#### [TASK REQUIREMENTS]
Write the entries again exactly, with no line missing.

··· INPUT RECORDS

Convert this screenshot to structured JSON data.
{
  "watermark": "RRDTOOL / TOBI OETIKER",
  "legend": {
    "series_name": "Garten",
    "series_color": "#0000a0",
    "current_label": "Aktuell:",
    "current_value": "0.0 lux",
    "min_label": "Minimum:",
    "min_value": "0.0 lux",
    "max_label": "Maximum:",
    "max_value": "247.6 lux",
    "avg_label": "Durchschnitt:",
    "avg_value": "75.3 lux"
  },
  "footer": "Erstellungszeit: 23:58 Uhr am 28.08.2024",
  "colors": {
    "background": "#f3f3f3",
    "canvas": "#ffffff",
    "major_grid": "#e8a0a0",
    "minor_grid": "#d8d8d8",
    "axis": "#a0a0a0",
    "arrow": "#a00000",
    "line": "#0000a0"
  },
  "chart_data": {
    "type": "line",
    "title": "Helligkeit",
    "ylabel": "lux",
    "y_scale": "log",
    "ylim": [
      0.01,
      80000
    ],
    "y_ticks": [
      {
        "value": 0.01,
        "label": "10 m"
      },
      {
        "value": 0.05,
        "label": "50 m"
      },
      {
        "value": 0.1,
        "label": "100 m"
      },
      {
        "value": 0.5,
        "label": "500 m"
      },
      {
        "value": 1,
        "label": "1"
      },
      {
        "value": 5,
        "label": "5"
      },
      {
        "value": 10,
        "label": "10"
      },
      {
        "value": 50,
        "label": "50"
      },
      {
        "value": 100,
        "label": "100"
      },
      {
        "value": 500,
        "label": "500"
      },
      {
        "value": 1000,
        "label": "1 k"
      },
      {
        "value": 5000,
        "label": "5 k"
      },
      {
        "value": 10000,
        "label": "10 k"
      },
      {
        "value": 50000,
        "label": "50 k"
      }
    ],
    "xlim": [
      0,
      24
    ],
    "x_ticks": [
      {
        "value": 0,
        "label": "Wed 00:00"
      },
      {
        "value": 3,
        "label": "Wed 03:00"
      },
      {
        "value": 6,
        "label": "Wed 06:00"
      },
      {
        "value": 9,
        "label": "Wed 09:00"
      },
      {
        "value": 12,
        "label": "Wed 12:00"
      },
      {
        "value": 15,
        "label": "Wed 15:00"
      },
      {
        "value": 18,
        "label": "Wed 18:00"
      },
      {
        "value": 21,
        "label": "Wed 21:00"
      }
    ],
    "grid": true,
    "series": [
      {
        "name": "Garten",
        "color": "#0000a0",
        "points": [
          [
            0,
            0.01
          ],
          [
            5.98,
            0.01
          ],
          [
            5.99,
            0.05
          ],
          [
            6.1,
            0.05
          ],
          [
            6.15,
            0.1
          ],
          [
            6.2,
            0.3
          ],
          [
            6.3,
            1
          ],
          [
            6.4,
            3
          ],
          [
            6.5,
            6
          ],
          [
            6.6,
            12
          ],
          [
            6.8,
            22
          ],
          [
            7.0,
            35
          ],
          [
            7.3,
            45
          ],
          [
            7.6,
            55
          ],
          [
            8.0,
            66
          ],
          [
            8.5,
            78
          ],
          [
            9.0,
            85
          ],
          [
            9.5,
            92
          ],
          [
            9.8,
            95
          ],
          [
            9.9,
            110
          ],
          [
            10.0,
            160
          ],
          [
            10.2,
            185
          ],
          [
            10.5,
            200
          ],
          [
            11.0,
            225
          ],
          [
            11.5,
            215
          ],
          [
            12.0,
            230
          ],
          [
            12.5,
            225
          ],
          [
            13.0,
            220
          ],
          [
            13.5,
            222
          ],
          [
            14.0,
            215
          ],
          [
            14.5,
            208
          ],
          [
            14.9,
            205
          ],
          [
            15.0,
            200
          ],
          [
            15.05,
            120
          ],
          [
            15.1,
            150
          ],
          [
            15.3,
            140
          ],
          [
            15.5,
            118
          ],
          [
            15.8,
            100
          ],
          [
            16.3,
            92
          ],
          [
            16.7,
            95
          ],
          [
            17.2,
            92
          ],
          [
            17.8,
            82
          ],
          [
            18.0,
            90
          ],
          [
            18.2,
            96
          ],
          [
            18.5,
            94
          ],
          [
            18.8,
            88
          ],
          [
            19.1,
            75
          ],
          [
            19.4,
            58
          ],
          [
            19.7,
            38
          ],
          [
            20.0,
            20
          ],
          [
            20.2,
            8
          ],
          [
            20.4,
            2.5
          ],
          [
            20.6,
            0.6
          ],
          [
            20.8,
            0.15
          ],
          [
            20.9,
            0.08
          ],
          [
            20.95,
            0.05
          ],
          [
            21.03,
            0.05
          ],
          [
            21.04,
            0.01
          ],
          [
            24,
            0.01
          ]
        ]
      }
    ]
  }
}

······

#### [COMPLETED TASK]
Convert this screenshot to structured JSON data.
{
  "watermark": "RRDTOOL / TOBI OETIKER",
  "legend": {
    "series_name": "Garten",
    "series_color": "#0000a0",
    "current_label": "Aktuell:",
    "current_value": "0.0 lux",
    "min_label": "Minimum:",
    "min_value": "0.0 lux",
    "max_label": "Maximum:",
    "max_value": "247.6 lux",
    "avg_label": "Durchschnitt:",
    "avg_value": "75.3 lux"
  },
  "footer": "Erstellungszeit: 23:58 Uhr am 28.08.2024",
  "colors": {
    "background": "#f3f3f3",
    "canvas": "#ffffff",
    "major_grid": "#e8a0a0",
    "minor_grid": "#d8d8d8",
    "axis": "#a0a0a0",
    "arrow": "#a00000",
    "line": "#0000a0"
  },
  "chart_data": {
    "type": "line",
    "title": "Helligkeit",
    "ylabel": "lux",
    "y_scale": "log",
    "ylim": [
      0.01,
      80000
    ],
    "y_ticks": [
      {
        "value": 0.01,
        "label": "10 m"
      },
      {
        "value": 0.05,
        "label": "50 m"
      },
      {
        "value": 0.1,
        "label": "100 m"
      },
      {
        "value": 0.5,
        "label": "500 m"
      },
      {
        "value": 1,
        "label": "1"
      },
      {
        "value": 5,
        "label": "5"
      },
      {
        "value": 10,
        "label": "10"
      },
      {
        "value": 50,
        "label": "50"
      },
      {
        "value": 100,
        "label": "100"
      },
      {
        "value": 500,
        "label": "500"
      },
      {
        "value": 1000,
        "label": "1 k"
      },
      {
        "value": 5000,
        "label": "5 k"
      },
      {
        "value": 10000,
        "label": "10 k"
      },
      {
        "value": 50000,
        "label": "50 k"
      }
    ],
    "xlim": [
      0,
      24
    ],
    "x_ticks": [
      {
        "value": 0,
        "label": "Wed 00:00"
      },
      {
        "value": 3,
        "label": "Wed 03:00"
      },
      {
        "value": 6,
        "label": "Wed 06:00"
      },
      {
        "value": 9,
        "label": "Wed 09:00"
      },
      {
        "value": 12,
        "label": "Wed 12:00"
      },
      {
        "value": 15,
        "label": "Wed 15:00"
      },
      {
        "value": 18,
        "label": "Wed 18:00"
      },
      {
        "value": 21,
        "label": "Wed 21:00"
      }
    ],
    "grid": true,
    "series": [
      {
        "name": "Garten",
        "color": "#0000a0",
        "points": [
          [
            0,
            0.01
          ],
          [
            5.98,
            0.01
          ],
          [
            5.99,
            0.05
          ],
          [
            6.1,
            0.05
          ],
          [
            6.15,
            0.1
          ],
          [
            6.2,
            0.3
          ],
          [
            6.3,
            1
          ],
          [
            6.4,
            3
          ],
          [
            6.5,
            6
          ],
          [
            6.6,
            12
          ],
          [
            6.8,
            22
          ],
          [
            7.0,
            35
          ],
          [
            7.3,
            45
          ],
          [
            7.6,
            55
          ],
          [
            8.0,
            66
          ],
          [
            8.5,
            78
          ],
          [
            9.0,
            85
          ],
          [
            9.5,
            92
          ],
          [
            9.8,
            95
          ],
          [
            9.9,
            110
          ],
          [
            10.0,
            160
          ],
          [
            10.2,
            185
          ],
          [
            10.5,
            200
          ],
          [
            11.0,
            225
          ],
          [
            11.5,
            215
          ],
          [
            12.0,
            230
          ],
          [
            12.5,
            225
          ],
          [
            13.0,
            220
          ],
          [
            13.5,
            222
          ],
          [
            14.0,
            215
          ],
          [
            14.5,
            208
          ],
          [
            14.9,
            205
          ],
          [
            15.0,
            200
          ],
          [
            15.05,
            120
          ],
          [
            15.1,
            150
          ],
          [
            15.3,
            140
          ],
          [
            15.5,
            118
          ],
          [
            15.8,
            100
          ],
          [
            16.3,
            92
          ],
          [
            16.7,
            95
          ],
          [
            17.2,
            92
          ],
          [
            17.8,
            82
          ],
          [
            18.0,
            90
          ],
          [
            18.2,
            96
          ],
          [
            18.5,
            94
          ],
          [
            18.8,
            88
          ],
          [
            19.1,
            75
          ],
          [
            19.4,
            58
          ],
          [
            19.7,
            38
          ],
          [
            20.0,
            20
          ],
          [
            20.2,
            8
          ],
          [
            20.4,
            2.5
          ],
          [
            20.6,
            0.6
          ],
          [
            20.8,
            0.15
          ],
          [
            20.9,
            0.08
          ],
          [
            20.95,
            0.05
          ],
          [
            21.03,
            0.05
          ],
          [
            21.04,
            0.01
          ],
          [
            24,
            0.01
          ]
        ]
      }
    ]
  }
}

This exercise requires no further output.